Some of the largest and most sophisticated fortresses in the Western Hemisphere can be found in Haiti, of which the most famous is Citadelle Laferrière. Located in the north of the country, this defense network was built not by the powerful French Empire that ruled this lucrative colony with an iron first, but by the newly freed Haitians themselves.
Shortly after achieving independence in the early 19th century, Henri Christophe, a former slave and key leader in the Haitian Revolution, briefly took control of the northern part of the country as a self-appointed king. Like most Haitians, he knew full well how shaky the country’s newfound freedom was: it was second only to the United States in liberating itself from European colonialism in the hemisphere. It was history’s first successful slave revolt and first black republic, having managed to fight off three leading powers (France, Britain, and Spain). Needless to say, these factors did not endear the Haitians to the European-dominated global system.
Moreover, having been the world’s most valuable colony, thanks to its highly sought-after sugar crop, the Haitians expected France or another power (including the U.S.) to make an attempt on recapturing its billion-dollar economy.

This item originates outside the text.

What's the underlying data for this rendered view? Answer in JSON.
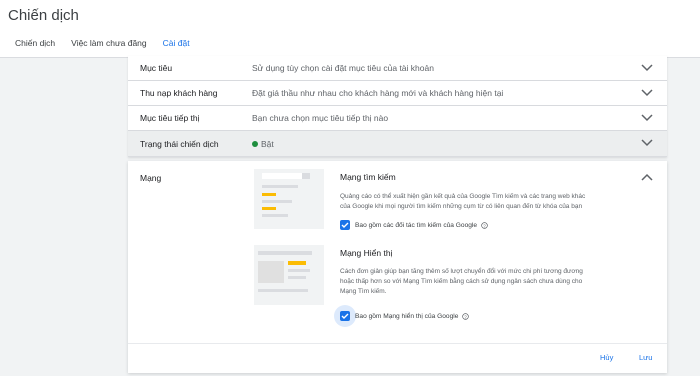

Hence projects like Citadelle Laferrière, strategically placed along the part of the country facing the Atlantic (e.g. the U.S. and Europe). A UNESCO World Heritage Site and an enduring national symbol of Haiti, it spans 108,000 square feet atop a 3,000-foot mountain. The complex was designed to accommodate over 5,000 defenders for at least one year, and included a palace, troop quarters, gunpowder room, stockpile of cannonballs (still present), bathing rooms, and a bakery.